Records from a dataset:
=== Begin Enclosure ===

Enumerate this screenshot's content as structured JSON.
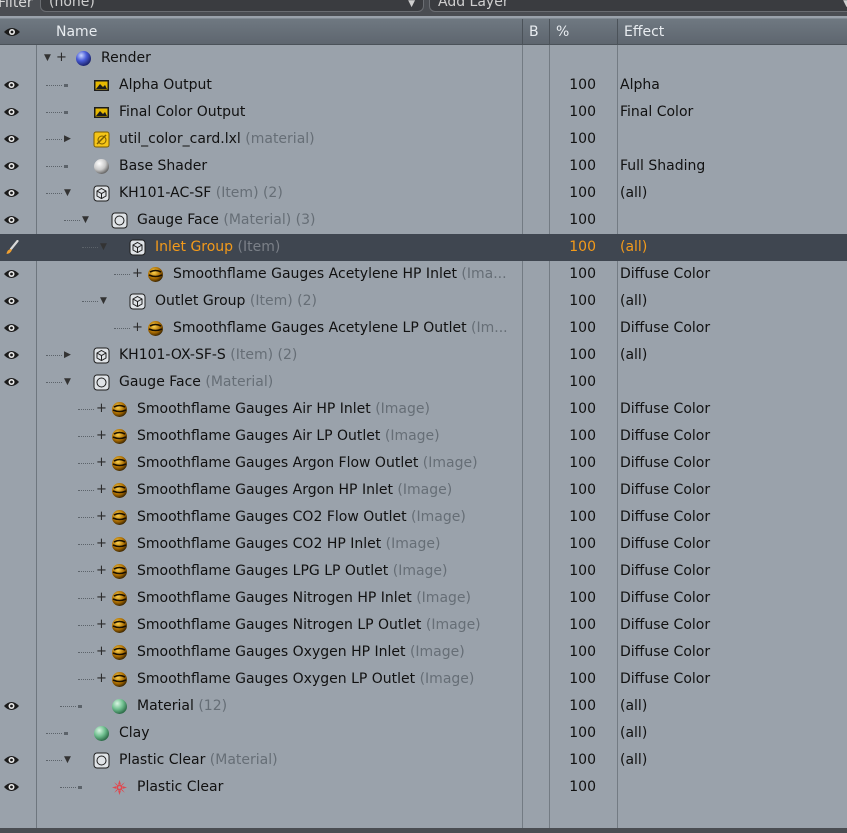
{
  "toolbar": {
    "filter_label": "Filter",
    "filter_value": "(none)",
    "add_layer_label": "Add Layer"
  },
  "columns": {
    "name": "Name",
    "b": "B",
    "pct": "%",
    "effect": "Effect"
  },
  "rows": [
    {
      "name": "Render",
      "sub": "",
      "pct": "",
      "effect": ""
    },
    {
      "name": "Alpha Output",
      "sub": "",
      "pct": "100",
      "effect": "Alpha"
    },
    {
      "name": "Final Color Output",
      "sub": "",
      "pct": "100",
      "effect": "Final Color"
    },
    {
      "name": "util_color_card.lxl",
      "sub": "(material)",
      "pct": "100",
      "effect": ""
    },
    {
      "name": "Base Shader",
      "sub": "",
      "pct": "100",
      "effect": "Full Shading"
    },
    {
      "name": "KH101-AC-SF",
      "sub": "(Item) (2)",
      "pct": "100",
      "effect": "(all)"
    },
    {
      "name": "Gauge Face",
      "sub": "(Material) (3)",
      "pct": "100",
      "effect": ""
    },
    {
      "name": "Inlet Group",
      "sub": "(Item)",
      "pct": "100",
      "effect": "(all)"
    },
    {
      "name": "Smoothflame Gauges Acetylene HP Inlet",
      "sub": "(Ima...",
      "pct": "100",
      "effect": "Diffuse Color"
    },
    {
      "name": "Outlet Group",
      "sub": "(Item) (2)",
      "pct": "100",
      "effect": "(all)"
    },
    {
      "name": "Smoothflame Gauges Acetylene LP Outlet",
      "sub": "(Im...",
      "pct": "100",
      "effect": "Diffuse Color"
    },
    {
      "name": "KH101-OX-SF-S",
      "sub": "(Item) (2)",
      "pct": "100",
      "effect": "(all)"
    },
    {
      "name": "Gauge Face",
      "sub": "(Material)",
      "pct": "100",
      "effect": ""
    },
    {
      "name": "Smoothflame Gauges Air HP Inlet",
      "sub": "(Image)",
      "pct": "100",
      "effect": "Diffuse Color"
    },
    {
      "name": "Smoothflame Gauges Air LP Outlet",
      "sub": "(Image)",
      "pct": "100",
      "effect": "Diffuse Color"
    },
    {
      "name": "Smoothflame Gauges Argon Flow Outlet",
      "sub": "(Image)",
      "pct": "100",
      "effect": "Diffuse Color"
    },
    {
      "name": "Smoothflame Gauges Argon HP Inlet",
      "sub": "(Image)",
      "pct": "100",
      "effect": "Diffuse Color"
    },
    {
      "name": "Smoothflame Gauges CO2 Flow Outlet",
      "sub": "(Image)",
      "pct": "100",
      "effect": "Diffuse Color"
    },
    {
      "name": "Smoothflame Gauges CO2 HP Inlet",
      "sub": "(Image)",
      "pct": "100",
      "effect": "Diffuse Color"
    },
    {
      "name": "Smoothflame Gauges LPG LP Outlet",
      "sub": "(Image)",
      "pct": "100",
      "effect": "Diffuse Color"
    },
    {
      "name": "Smoothflame Gauges Nitrogen HP Inlet",
      "sub": "(Image)",
      "pct": "100",
      "effect": "Diffuse Color"
    },
    {
      "name": "Smoothflame Gauges Nitrogen LP Outlet",
      "sub": "(Image)",
      "pct": "100",
      "effect": "Diffuse Color"
    },
    {
      "name": "Smoothflame Gauges Oxygen HP Inlet",
      "sub": "(Image)",
      "pct": "100",
      "effect": "Diffuse Color"
    },
    {
      "name": "Smoothflame Gauges Oxygen LP Outlet",
      "sub": "(Image)",
      "pct": "100",
      "effect": "Diffuse Color"
    },
    {
      "name": "Material",
      "sub": "(12)",
      "pct": "100",
      "effect": "(all)"
    },
    {
      "name": "Clay",
      "sub": "",
      "pct": "100",
      "effect": "(all)"
    },
    {
      "name": "Plastic Clear",
      "sub": "(Material)",
      "pct": "100",
      "effect": "(all)"
    },
    {
      "name": "Plastic Clear",
      "sub": "",
      "pct": "100",
      "effect": ""
    }
  ],
  "colors": {
    "background": "#9aa2ab",
    "selection": "#3f4650",
    "selected_text": "#f39a1a",
    "subtext": "#666e76"
  }
}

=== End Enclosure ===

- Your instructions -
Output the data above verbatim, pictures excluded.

- Written response -
Enumerate this screenshot's content as structured JSON.
{
  "toolbar": {
    "filter_label": "Filter",
    "filter_value": "(none)",
    "add_layer_label": "Add Layer"
  },
  "columns": {
    "name": "Name",
    "b": "B",
    "pct": "%",
    "effect": "Effect"
  },
  "rows": [
    {
      "name": "Render",
      "sub": "",
      "pct": "",
      "effect": ""
    },
    {
      "name": "Alpha Output",
      "sub": "",
      "pct": "100",
      "effect": "Alpha"
    },
    {
      "name": "Final Color Output",
      "sub": "",
      "pct": "100",
      "effect": "Final Color"
    },
    {
      "name": "util_color_card.lxl",
      "sub": "(material)",
      "pct": "100",
      "effect": ""
    },
    {
      "name": "Base Shader",
      "sub": "",
      "pct": "100",
      "effect": "Full Shading"
    },
    {
      "name": "KH101-AC-SF",
      "sub": "(Item) (2)",
      "pct": "100",
      "effect": "(all)"
    },
    {
      "name": "Gauge Face",
      "sub": "(Material) (3)",
      "pct": "100",
      "effect": ""
    },
    {
      "name": "Inlet Group",
      "sub": "(Item)",
      "pct": "100",
      "effect": "(all)"
    },
    {
      "name": "Smoothflame Gauges Acetylene HP Inlet",
      "sub": "(Ima...",
      "pct": "100",
      "effect": "Diffuse Color"
    },
    {
      "name": "Outlet Group",
      "sub": "(Item) (2)",
      "pct": "100",
      "effect": "(all)"
    },
    {
      "name": "Smoothflame Gauges Acetylene LP Outlet",
      "sub": "(Im...",
      "pct": "100",
      "effect": "Diffuse Color"
    },
    {
      "name": "KH101-OX-SF-S",
      "sub": "(Item) (2)",
      "pct": "100",
      "effect": "(all)"
    },
    {
      "name": "Gauge Face",
      "sub": "(Material)",
      "pct": "100",
      "effect": ""
    },
    {
      "name": "Smoothflame Gauges Air HP Inlet",
      "sub": "(Image)",
      "pct": "100",
      "effect": "Diffuse Color"
    },
    {
      "name": "Smoothflame Gauges Air LP Outlet",
      "sub": "(Image)",
      "pct": "100",
      "effect": "Diffuse Color"
    },
    {
      "name": "Smoothflame Gauges Argon Flow Outlet",
      "sub": "(Image)",
      "pct": "100",
      "effect": "Diffuse Color"
    },
    {
      "name": "Smoothflame Gauges Argon HP Inlet",
      "sub": "(Image)",
      "pct": "100",
      "effect": "Diffuse Color"
    },
    {
      "name": "Smoothflame Gauges CO2 Flow Outlet",
      "sub": "(Image)",
      "pct": "100",
      "effect": "Diffuse Color"
    },
    {
      "name": "Smoothflame Gauges CO2 HP Inlet",
      "sub": "(Image)",
      "pct": "100",
      "effect": "Diffuse Color"
    },
    {
      "name": "Smoothflame Gauges LPG LP Outlet",
      "sub": "(Image)",
      "pct": "100",
      "effect": "Diffuse Color"
    },
    {
      "name": "Smoothflame Gauges Nitrogen HP Inlet",
      "sub": "(Image)",
      "pct": "100",
      "effect": "Diffuse Color"
    },
    {
      "name": "Smoothflame Gauges Nitrogen LP Outlet",
      "sub": "(Image)",
      "pct": "100",
      "effect": "Diffuse Color"
    },
    {
      "name": "Smoothflame Gauges Oxygen HP Inlet",
      "sub": "(Image)",
      "pct": "100",
      "effect": "Diffuse Color"
    },
    {
      "name": "Smoothflame Gauges Oxygen LP Outlet",
      "sub": "(Image)",
      "pct": "100",
      "effect": "Diffuse Color"
    },
    {
      "name": "Material",
      "sub": "(12)",
      "pct": "100",
      "effect": "(all)"
    },
    {
      "name": "Clay",
      "sub": "",
      "pct": "100",
      "effect": "(all)"
    },
    {
      "name": "Plastic Clear",
      "sub": "(Material)",
      "pct": "100",
      "effect": "(all)"
    },
    {
      "name": "Plastic Clear",
      "sub": "",
      "pct": "100",
      "effect": ""
    }
  ],
  "colors": {
    "background": "#9aa2ab",
    "selection": "#3f4650",
    "selected_text": "#f39a1a",
    "subtext": "#666e76"
  }
}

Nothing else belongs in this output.